Aaron Curry (b. 1972, San Antonio, Texas) makes sculptures and paintings whose relationship to modernism is productively fraught. Incorporating a wealth of elements from popular culture—science fiction, video games, cartoons—Curry has developed a body of work that is both a recognizable continuation of art historical narratives and a caustic, critical, and often hilarious take on the established order. In recent years he has produced a group of large-scale aluminum sculptures that upend the classical poise of Alexander Calder, foregrounding instead a surreal biomorphism and seemingly improvised compositional flair. These objects translate the hands-on immediacy of his earliest sculptures at a municipal scale, emphasizing the democratic fervor that animates his project. An ongoing collage of the lineages of Disney, Picasso, and Chicago Imagism, Curry’s work provides a funhouse-mirror vision of the future of the Western tradition.
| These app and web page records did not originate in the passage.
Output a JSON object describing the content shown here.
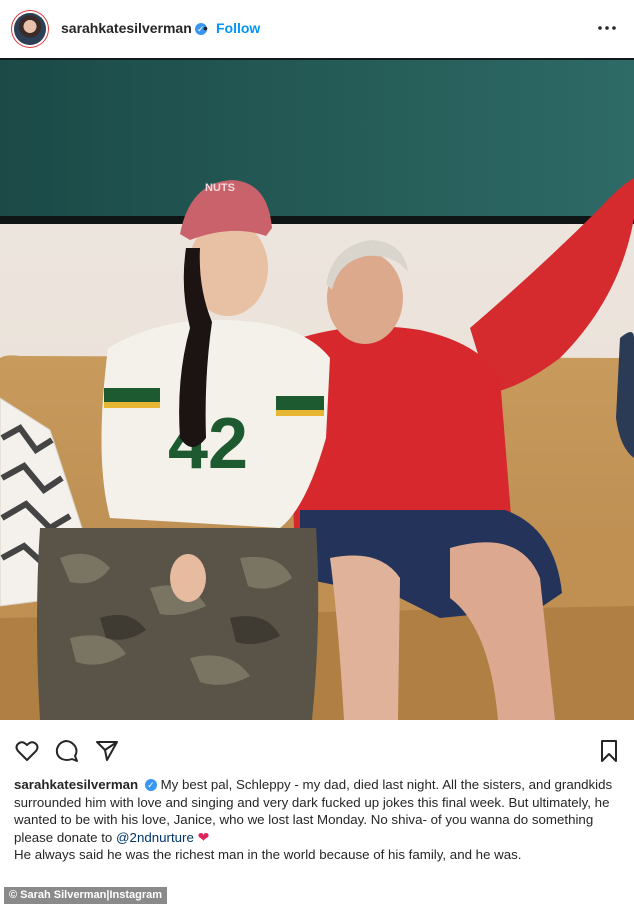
{
  "header": {
    "username": "sarahkatesilverman",
    "separator": "•",
    "follow_label": "Follow",
    "verified_icon": "verified-badge-icon",
    "more_icon": "more-options-icon"
  },
  "actions": {
    "like_icon": "heart-icon",
    "comment_icon": "comment-icon",
    "share_icon": "send-icon",
    "save_icon": "bookmark-icon"
  },
  "caption": {
    "username": "sarahkatesilverman",
    "text_1": "My best pal, Schleppy - my dad, died last night. All the sisters, and grandkids surrounded him with love and singing and very dark fucked up jokes this final week. But ultimately, he wanted to be with his love, Janice, who we lost last Monday. No shiva- of you wanna do something please donate to",
    "mention": "@2ndnurture",
    "heart": "❤",
    "text_2": "He always said he was the richest man in the world because of his family, and he was."
  },
  "photo": {
    "cap_text": "NUTS",
    "jersey_number": "42"
  },
  "credit": "© Sarah Silverman|Instagram",
  "colors": {
    "accent": "#0095f6",
    "mention": "#00376b",
    "verified": "#3897f0",
    "heart": "#e0245e"
  }
}
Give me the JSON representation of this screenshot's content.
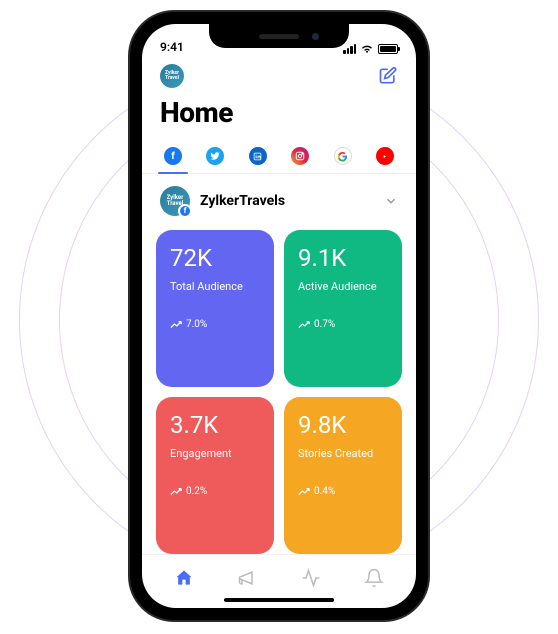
{
  "status_bar": {
    "time": "9:41"
  },
  "header": {
    "avatar_label": "Zylker Travel",
    "page_title": "Home"
  },
  "tabs": {
    "active_index": 0,
    "items": [
      {
        "name": "facebook"
      },
      {
        "name": "twitter"
      },
      {
        "name": "linkedin"
      },
      {
        "name": "instagram"
      },
      {
        "name": "google"
      },
      {
        "name": "youtube"
      }
    ]
  },
  "account": {
    "name": "ZylkerTravels",
    "avatar_label": "Zylker Travel",
    "badge": "f"
  },
  "cards": [
    {
      "value": "72K",
      "label": "Total Audience",
      "trend": "7.0%",
      "color": "c1"
    },
    {
      "value": "9.1K",
      "label": "Active Audience",
      "trend": "0.7%",
      "color": "c2"
    },
    {
      "value": "3.7K",
      "label": "Engagement",
      "trend": "0.2%",
      "color": "c3"
    },
    {
      "value": "9.8K",
      "label": "Stories Created",
      "trend": "0.4%",
      "color": "c4"
    }
  ],
  "bottom_nav": {
    "active_index": 0,
    "items": [
      "home",
      "announce",
      "activity",
      "notifications"
    ]
  }
}
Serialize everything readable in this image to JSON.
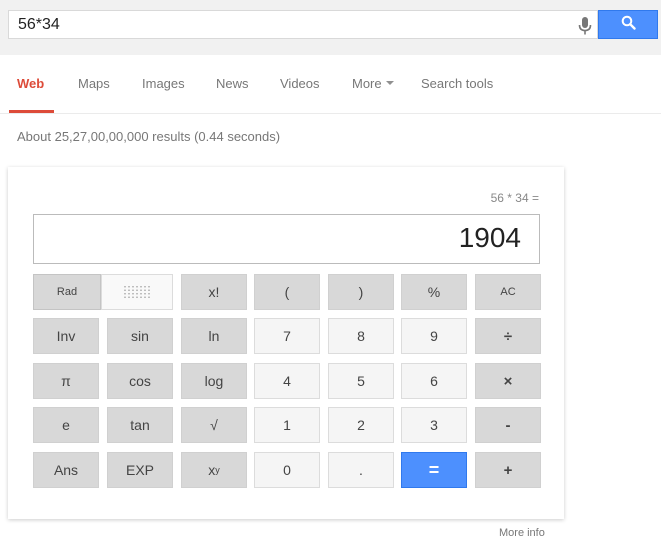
{
  "search": {
    "query": "56*34"
  },
  "tabs": [
    {
      "label": "Web",
      "active": true
    },
    {
      "label": "Maps"
    },
    {
      "label": "Images"
    },
    {
      "label": "News"
    },
    {
      "label": "Videos"
    },
    {
      "label": "More"
    },
    {
      "label": "Search tools"
    }
  ],
  "results": {
    "count_text": "About 25,27,00,00,000 results (0.44 seconds)"
  },
  "calculator": {
    "expression": "56 * 34 =",
    "result": "1904",
    "keys": {
      "rad": "Rad",
      "factorial": "x!",
      "open_paren": "(",
      "close_paren": ")",
      "percent": "%",
      "clear": "AC",
      "inv": "Inv",
      "sin": "sin",
      "ln": "ln",
      "seven": "7",
      "eight": "8",
      "nine": "9",
      "divide": "÷",
      "pi": "π",
      "cos": "cos",
      "log": "log",
      "four": "4",
      "five": "5",
      "six": "6",
      "multiply": "×",
      "e": "e",
      "tan": "tan",
      "sqrt": "√",
      "one": "1",
      "two": "2",
      "three": "3",
      "minus": "-",
      "ans": "Ans",
      "exp": "EXP",
      "power_base": "x",
      "power_exp": "y",
      "zero": "0",
      "decimal": ".",
      "equals": "=",
      "plus": "+"
    },
    "more_info": "More info"
  },
  "colors": {
    "accent_red": "#dd4b39",
    "search_blue": "#4d90fe"
  },
  "icons": {
    "mic": "microphone-icon",
    "search": "magnifier-icon"
  }
}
Aaron Curry has been the subject of solo exhibitions at the deCordova Sculpture Park and Museum, Lincoln, Massachusetts (2017–2021); McNay Art Museum, San Antonio, Texas (2019); STPI Creative Workshop & Gallery, Singapore (2018); Bass Museum of Art, Miami (2018); Rubell Family Collection, Miami (2014); CAPC Musée d’Art Contemporain de Bordeaux, France (2014); Lincoln Center for the Performing Arts, New York (2013); and High Museum of Art, Atlanta (2012). His work has been included in group exhibitions at Pinakothek der Moderne, Munich (2021); de la Cruz Collection, Miami (2019); and Jing’an Sculpture Park, Shanghai (2018). Curry’s work is in the permanent collections of the Hammer Museum, Los Angeles; Minneapolis Institute of Arts; Montreal Museum of Fine Arts; Museum of Contemporary Art Chicago; San Francisco Museum of Modern Art; and Seattle Art Museum, among many other institutions. Curry lives and works in Los Angeles.
Julie L. Belcove
Michael Ned Holte